early stage seed funding is robust thanks in part to the rapidly growing number of new founders emerging from the later-stage fintech companies, some of whom have benefited from exits.
Jessica Chen Riolfi, co-founder and CEO of Uprise, a fintech company based in the US that also closed its $1.4m seed round says that securing investment was not adversely affected by the current market conditions.
Institutional investors in its new round included Contrary Capital, Hustle Fund, On Deck, and Dash Fund while a number of well-known individual investors also participated including Dan Mackin, co-founder of SoFi, Eddie Kim, co-founder of Gustom Michael Giles, CEO/founder of Cash App, Sean Harper, CEO and co-founder of Kin, Nick Hungerford, the founder of Nutmeg among a number of others.

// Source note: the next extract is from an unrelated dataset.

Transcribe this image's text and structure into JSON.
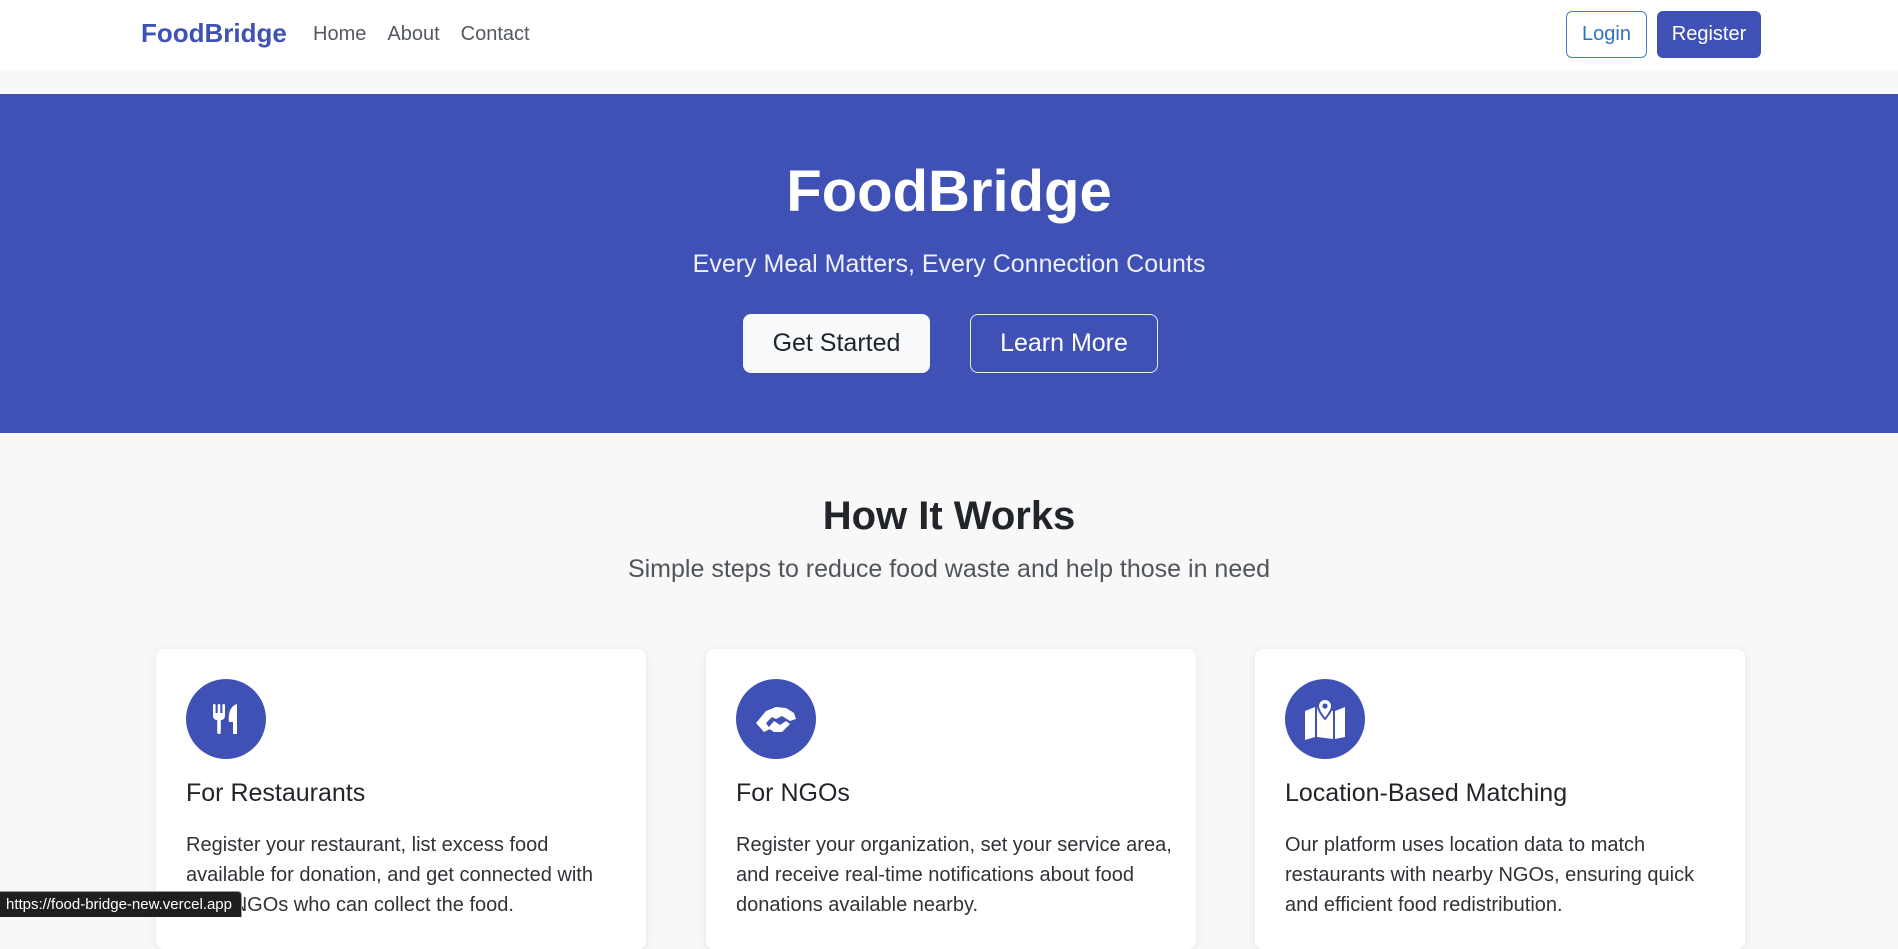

Nonetheless, Chen Riolfi, formerly of Wise, which went public in an £8bn direct stock market listing in 2021, says Uprise has been funded in part with its founders' own capital.
Aside from market fragmentation for capital, might 2022’s new funding environment have other consequences?
As a female founder, Chen Riolfi says she can see how VC cash might be harder to come by than normal, a state already well known as dreadful.
“When the market contracts, VCs tend to revert back to pattern matching, which is harder as a non-traditional founder. One thing said that somebody said to me that really resonated was, we're in this game to beat the odds. The odds are slightly higher, but we're gonna be the one to beat the odds and keep going," she said.
“Customers will be the ones to really make it work. it's less about VC funding and more about, really creating value for people," she added.